◆ **Problem statement**
Show the lines below where "Python" occurs.

◆ **Available records**

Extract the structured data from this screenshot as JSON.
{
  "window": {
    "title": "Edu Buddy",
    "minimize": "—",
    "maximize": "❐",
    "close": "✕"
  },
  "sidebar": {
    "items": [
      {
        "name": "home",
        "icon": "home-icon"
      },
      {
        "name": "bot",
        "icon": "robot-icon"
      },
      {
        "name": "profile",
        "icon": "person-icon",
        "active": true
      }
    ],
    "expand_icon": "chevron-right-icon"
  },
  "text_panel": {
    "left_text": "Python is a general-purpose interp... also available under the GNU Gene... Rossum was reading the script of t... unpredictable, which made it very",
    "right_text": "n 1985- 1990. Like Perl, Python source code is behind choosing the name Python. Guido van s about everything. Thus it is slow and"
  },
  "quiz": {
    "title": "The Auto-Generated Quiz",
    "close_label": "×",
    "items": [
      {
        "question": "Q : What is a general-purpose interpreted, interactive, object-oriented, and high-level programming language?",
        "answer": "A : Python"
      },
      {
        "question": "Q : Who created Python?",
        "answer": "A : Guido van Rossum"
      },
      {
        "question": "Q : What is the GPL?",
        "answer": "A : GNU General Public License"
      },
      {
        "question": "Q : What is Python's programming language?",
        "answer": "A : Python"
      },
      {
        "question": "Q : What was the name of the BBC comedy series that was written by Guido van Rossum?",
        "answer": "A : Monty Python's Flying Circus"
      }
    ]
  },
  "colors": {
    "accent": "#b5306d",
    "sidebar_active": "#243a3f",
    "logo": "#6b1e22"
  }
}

◆ **Exercise output**
    "left_text": "Python is a general-purpose interp... also available under the GNU Gene... Rossum was reading the script of t... unpredictable, which made it very",
    "right_text": "n 1985- 1990. Like Perl, Python source code is behind choosing the name Python. Guido van s about everything. Thus it is slow and"
        "answer": "A : Python"
        "question": "Q : Who created Python?",
        "question": "Q : What is Python's programming language?",
        "answer": "A : Python"
        "answer": "A : Monty Python's Flying Circus"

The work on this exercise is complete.